Each of the whētu (stars) in the cluster is intrinsically connected, and they’re individually named and defined with a purpose. Read more about each star in the Matariki cluster below.
The first star Matariki is known as the mother of the eight stars in the constellation. Matariki is connected to health and wellbeing and is often viewed as a sign of good fortune or health to come in the following year. If the cluster and the Matariki star is bright and high in the sky, it is a signal of wellbeing, peace, and good luck for observers.
You can look upon this star to set your intentions of prioritizing your health and wellbeing. This could mean considering joining a gym or taking up mindful practices such as meditation.
The second star is Pōhutukawa, which is connected to the dead and those who have passed away in the past year. Māori belief covers that the spirit leaves the body when a person dies, and then journeys along the pathway of spirits known as Te Ara Wairua. This journey ends at the tip of the North Island at Te Rerenga Wairua where an ancient Pōhutukawa tree stands on a rocky ledge towards the ocean. The spirits then descend the aka (root) of the tree entering the underworld.
You can look upon this star in reflection and remembrance of loved ones who have passed.
The third star is Tupuānuku which is associated with food grown in the ground. This star is looked upon during the month of May to indicate that the summer harvest has ended, and winter is near.
You can look upon this star and set an intention to get out into your vege garden. June is a great time to plant winter vegetables such as spinach, silver beet, lettuce, onions, and peas. Homegrown kai that can be shared with whānau and friends.
The fourth star is Tupuārangi which is associated with food that comes from the sky and is linked to birds. Traditionally kererū were harvested around this time. It is also connected to the harvesting of elevated foods such as berries and fruits.
Look upon this star to find inspiration for your five plus a day. Winter berries and fruits can be harvested around this time. Such as kiwifruit, fejoia, lemons, limes, oranges, mandarins, and passionfruit. Try collecting this fresh kai and sharing with your community, whānau and friends.
The fifth star is Waitī which is connected to fresh water and living creatures in the rivers, streams, and lakes.
You can look upon this star is recognition and appreciation of our fresh waters in Aotearoa. It is a great time to set intentions to help preserve our freshwater ways, such as not wasting water or joining community stream cleaning events.
The sixth star is Waitā (twin of Waitī) which is associated with the ocean and represents food gathered from the sea. This star is also significant for its influences over tides and floodwaters.
You can look upon this star to set intentions of protecting our salt waters and living creatures within. This can involve practicing environmentally sustainable practices such as conserving water, reducing waste and fishing responsibly.
The seventh star is Waipuna-ā-rangi which is connected to the rain. The name itself means "water that pools in the sky".
You can look upon this star in reflection and recognition of how vital fresh rainfall is to life on earth.
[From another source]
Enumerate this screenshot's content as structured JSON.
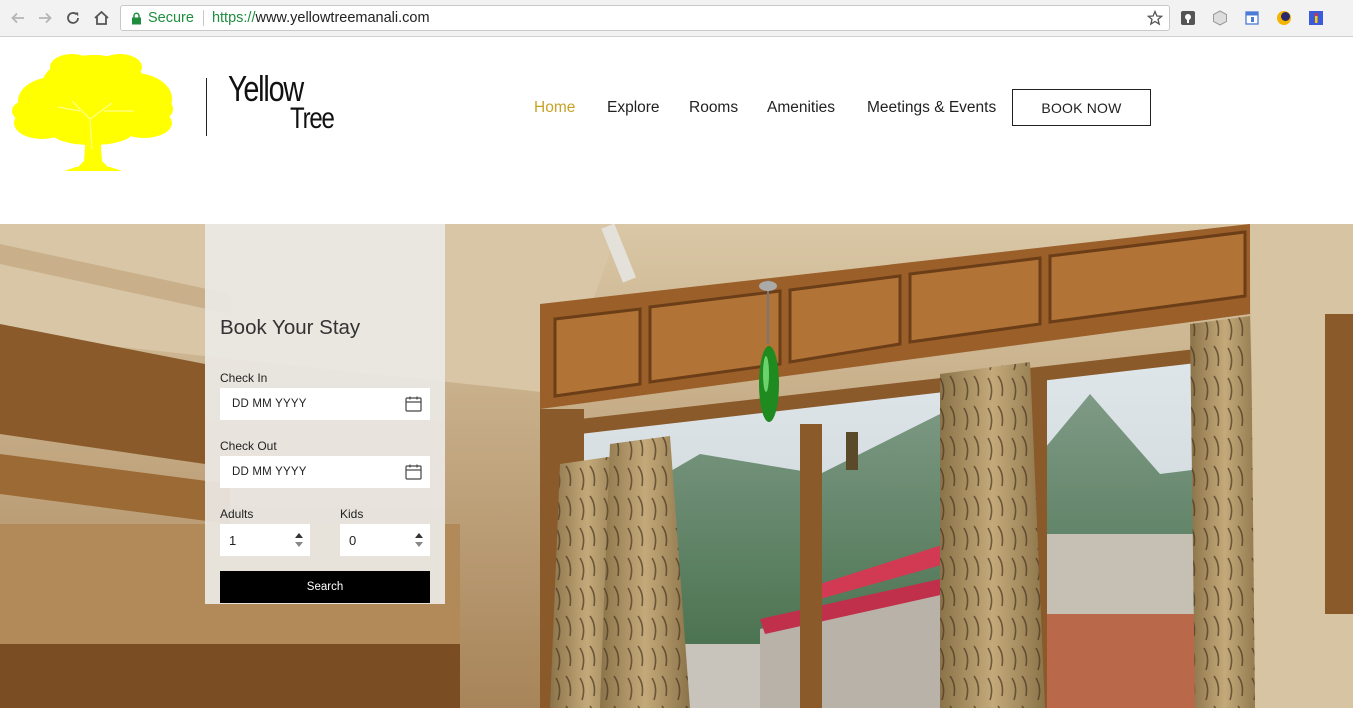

The eighth star is Ururangi which is connected to the wind. The name means "the winds of the sky". Traditionally used to forecast the nature of the wind for the year to come.
The final star is hiwa-i-te-rangi which is connected to the promise of a prosperous season. It is also known as the wishing star. Māori traditionally would use this star to set their desires and dreams for the year, commonly known now as New Year’s resolutions.
You can look upon this star to set goals and resolutions for the year to come.
The artwork featured on this page for each Matariki star was created by third-year communication design student Jordan Tane.
Astronomy is historically and culturally significant in Māori culture. Experts studied many astronomical events such as the rising of stars, phases of the moon, movement of planets, constellations, and arrival of comets.
They noted them down, as well as directly relating them to physical and seasonal changes to the whenua (land), moana (ocean) and to the lakes and awa (rivers). Tohunga kōkōrangi (expert astronomers) also used the Matariki stars to guide and navigate crews of waka voyagers across the Pacific Ocean.